─── Records shown
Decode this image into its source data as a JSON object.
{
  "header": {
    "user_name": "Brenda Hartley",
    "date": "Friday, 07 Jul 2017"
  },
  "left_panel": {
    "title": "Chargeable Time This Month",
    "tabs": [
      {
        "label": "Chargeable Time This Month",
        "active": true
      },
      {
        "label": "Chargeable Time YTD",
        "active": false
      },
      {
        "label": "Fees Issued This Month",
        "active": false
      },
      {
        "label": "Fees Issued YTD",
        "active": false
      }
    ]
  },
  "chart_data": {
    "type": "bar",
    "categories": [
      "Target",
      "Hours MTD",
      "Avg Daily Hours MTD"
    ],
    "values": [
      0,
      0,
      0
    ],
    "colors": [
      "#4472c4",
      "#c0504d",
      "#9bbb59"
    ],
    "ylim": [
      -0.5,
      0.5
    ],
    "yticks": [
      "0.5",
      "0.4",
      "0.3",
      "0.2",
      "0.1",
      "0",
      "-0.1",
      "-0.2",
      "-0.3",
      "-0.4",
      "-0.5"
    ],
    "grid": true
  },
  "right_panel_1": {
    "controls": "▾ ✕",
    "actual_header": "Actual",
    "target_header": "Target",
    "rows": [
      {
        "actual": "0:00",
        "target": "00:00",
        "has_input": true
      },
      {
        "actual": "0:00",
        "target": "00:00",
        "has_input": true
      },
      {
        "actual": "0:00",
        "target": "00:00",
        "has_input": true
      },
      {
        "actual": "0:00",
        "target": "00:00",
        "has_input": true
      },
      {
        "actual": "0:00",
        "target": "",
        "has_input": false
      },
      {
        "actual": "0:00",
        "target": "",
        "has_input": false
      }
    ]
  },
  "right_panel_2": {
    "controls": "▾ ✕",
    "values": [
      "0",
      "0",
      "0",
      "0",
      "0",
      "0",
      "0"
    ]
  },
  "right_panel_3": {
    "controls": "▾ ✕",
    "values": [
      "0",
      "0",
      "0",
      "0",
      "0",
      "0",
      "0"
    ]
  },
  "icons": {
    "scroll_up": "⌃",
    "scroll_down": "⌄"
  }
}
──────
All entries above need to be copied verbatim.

Decode this image into its source data as a JSON object.
{
  "header": {
    "user_name": "Brenda Hartley",
    "date": "Friday, 07 Jul 2017"
  },
  "left_panel": {
    "title": "Chargeable Time This Month",
    "tabs": [
      {
        "label": "Chargeable Time This Month",
        "active": true
      },
      {
        "label": "Chargeable Time YTD",
        "active": false
      },
      {
        "label": "Fees Issued This Month",
        "active": false
      },
      {
        "label": "Fees Issued YTD",
        "active": false
      }
    ]
  },
  "chart_data": {
    "type": "bar",
    "categories": [
      "Target",
      "Hours MTD",
      "Avg Daily Hours MTD"
    ],
    "values": [
      0,
      0,
      0
    ],
    "colors": [
      "#4472c4",
      "#c0504d",
      "#9bbb59"
    ],
    "ylim": [
      -0.5,
      0.5
    ],
    "yticks": [
      "0.5",
      "0.4",
      "0.3",
      "0.2",
      "0.1",
      "0",
      "-0.1",
      "-0.2",
      "-0.3",
      "-0.4",
      "-0.5"
    ],
    "grid": true
  },
  "right_panel_1": {
    "controls": "▾ ✕",
    "actual_header": "Actual",
    "target_header": "Target",
    "rows": [
      {
        "actual": "0:00",
        "target": "00:00",
        "has_input": true
      },
      {
        "actual": "0:00",
        "target": "00:00",
        "has_input": true
      },
      {
        "actual": "0:00",
        "target": "00:00",
        "has_input": true
      },
      {
        "actual": "0:00",
        "target": "00:00",
        "has_input": true
      },
      {
        "actual": "0:00",
        "target": "",
        "has_input": false
      },
      {
        "actual": "0:00",
        "target": "",
        "has_input": false
      }
    ]
  },
  "right_panel_2": {
    "controls": "▾ ✕",
    "values": [
      "0",
      "0",
      "0",
      "0",
      "0",
      "0",
      "0"
    ]
  },
  "right_panel_3": {
    "controls": "▾ ✕",
    "values": [
      "0",
      "0",
      "0",
      "0",
      "0",
      "0",
      "0"
    ]
  },
  "icons": {
    "scroll_up": "⌃",
    "scroll_down": "⌄"
  }
}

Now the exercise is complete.